An employee of Sands, which owns the Venetian and the Parisian, said power had been out across the whole of Macau but was beginning to return.
“Because many guests come in the summer, a lot of them have been stuck in the major resorts and casinos,” the employee said.
“All transportations — air, ground, sea — have halted, so customers who have checked out cannot leave yet.”
Residents took to social media to complain about city-wide power and mobile phone network outages.
Brian Chan, 31, said authorities had failed to give enough notice of the impending storm and were not properly prepared, describing the territory as “totally lost” in the typhoon.
Water supply was also limited, authorities said, and 50 flights cancelled from its international airport.
By evening, parts of Macau were still without power.
“Some have no tap water supply. The city looks like after an attack,” Harald Bruning, editor of the Macau Post Daily, told AFP, describing it as the worst typhoon he had experienced in 30 years.
The typhoon passed as close as 60 kilometres (37 miles) from Hong Kong and made landfall at noon (0400 GMT) in the southern mainland Chinese city of Zhuhai.
The typhoon shut down the stock market in the territory of 7.3 million people, and forced the cancellation of hundreds of flights.
Hato sent metres-high waves crashing into Hong Kong’s shorelines with flooding knee deep in some areas.
Swathes of marine rubbish washed up on beaches and in coastal residential areas, including white globs of palm oil which have been coming ashore since a massive spillage at sea earlier this month.
Gusts of up to 207 kilometres per hour brought flying debris, tearing down trees and scaffolding and smashing skyscraper windows.
Fallen trees cut off roads to parts of the territory.
More than 400 flights were cancelled, with Hong Kong flag carrier Cathay Pacific axing most of its departures until 5 pm (0900 GMT).
The airline said it had begun to reschedule the flights with some taking off Wednesday evening.
Hong Kong is regularly besieged by typhoons between July and October, but direct hits are rare.

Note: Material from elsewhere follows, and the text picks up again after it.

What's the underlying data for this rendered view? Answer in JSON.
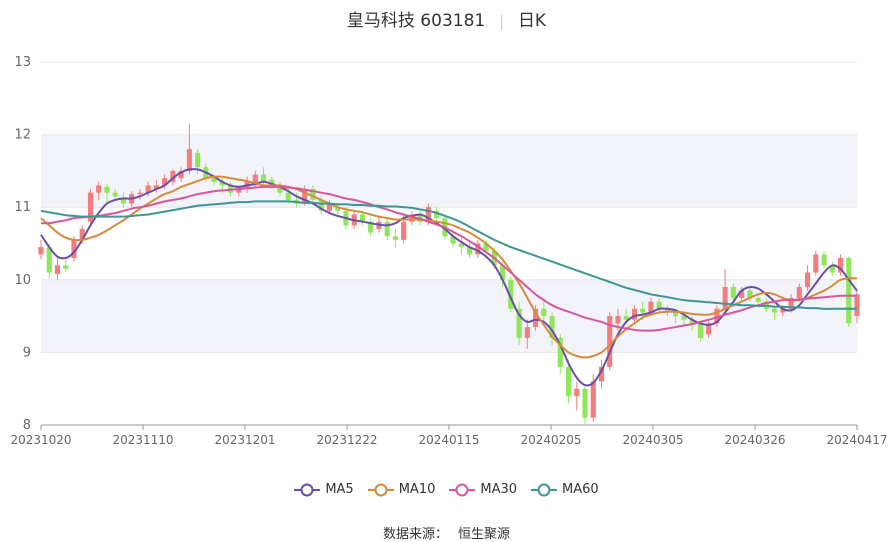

The city saw its strongest storm in 1962 when the eye of typhoon Wanda passed over and gusts of 284 kilometres per hour were recorded.
It killed 130 people and left 72,000 people homeless.